### Assignment
All of the data below should be output exactly as given.

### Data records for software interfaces
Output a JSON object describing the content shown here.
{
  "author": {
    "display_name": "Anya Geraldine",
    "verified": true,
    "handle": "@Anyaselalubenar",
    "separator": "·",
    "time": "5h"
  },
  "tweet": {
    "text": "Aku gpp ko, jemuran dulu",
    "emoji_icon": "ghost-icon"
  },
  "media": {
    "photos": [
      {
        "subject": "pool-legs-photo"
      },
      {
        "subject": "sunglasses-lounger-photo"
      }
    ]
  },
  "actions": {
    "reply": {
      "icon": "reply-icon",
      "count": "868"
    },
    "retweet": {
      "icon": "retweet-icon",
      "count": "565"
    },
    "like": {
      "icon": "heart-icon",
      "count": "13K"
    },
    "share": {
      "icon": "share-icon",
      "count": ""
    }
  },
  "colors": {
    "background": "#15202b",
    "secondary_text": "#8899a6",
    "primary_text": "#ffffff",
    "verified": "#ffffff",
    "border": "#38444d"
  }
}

### Output below
Output a JSON object describing the content shown here.
{
  "author": {
    "display_name": "Anya Geraldine",
    "verified": true,
    "handle": "@Anyaselalubenar",
    "separator": "·",
    "time": "5h"
  },
  "tweet": {
    "text": "Aku gpp ko, jemuran dulu",
    "emoji_icon": "ghost-icon"
  },
  "media": {
    "photos": [
      {
        "subject": "pool-legs-photo"
      },
      {
        "subject": "sunglasses-lounger-photo"
      }
    ]
  },
  "actions": {
    "reply": {
      "icon": "reply-icon",
      "count": "868"
    },
    "retweet": {
      "icon": "retweet-icon",
      "count": "565"
    },
    "like": {
      "icon": "heart-icon",
      "count": "13K"
    },
    "share": {
      "icon": "share-icon",
      "count": ""
    }
  },
  "colors": {
    "background": "#15202b",
    "secondary_text": "#8899a6",
    "primary_text": "#ffffff",
    "verified": "#ffffff",
    "border": "#38444d"
  }
}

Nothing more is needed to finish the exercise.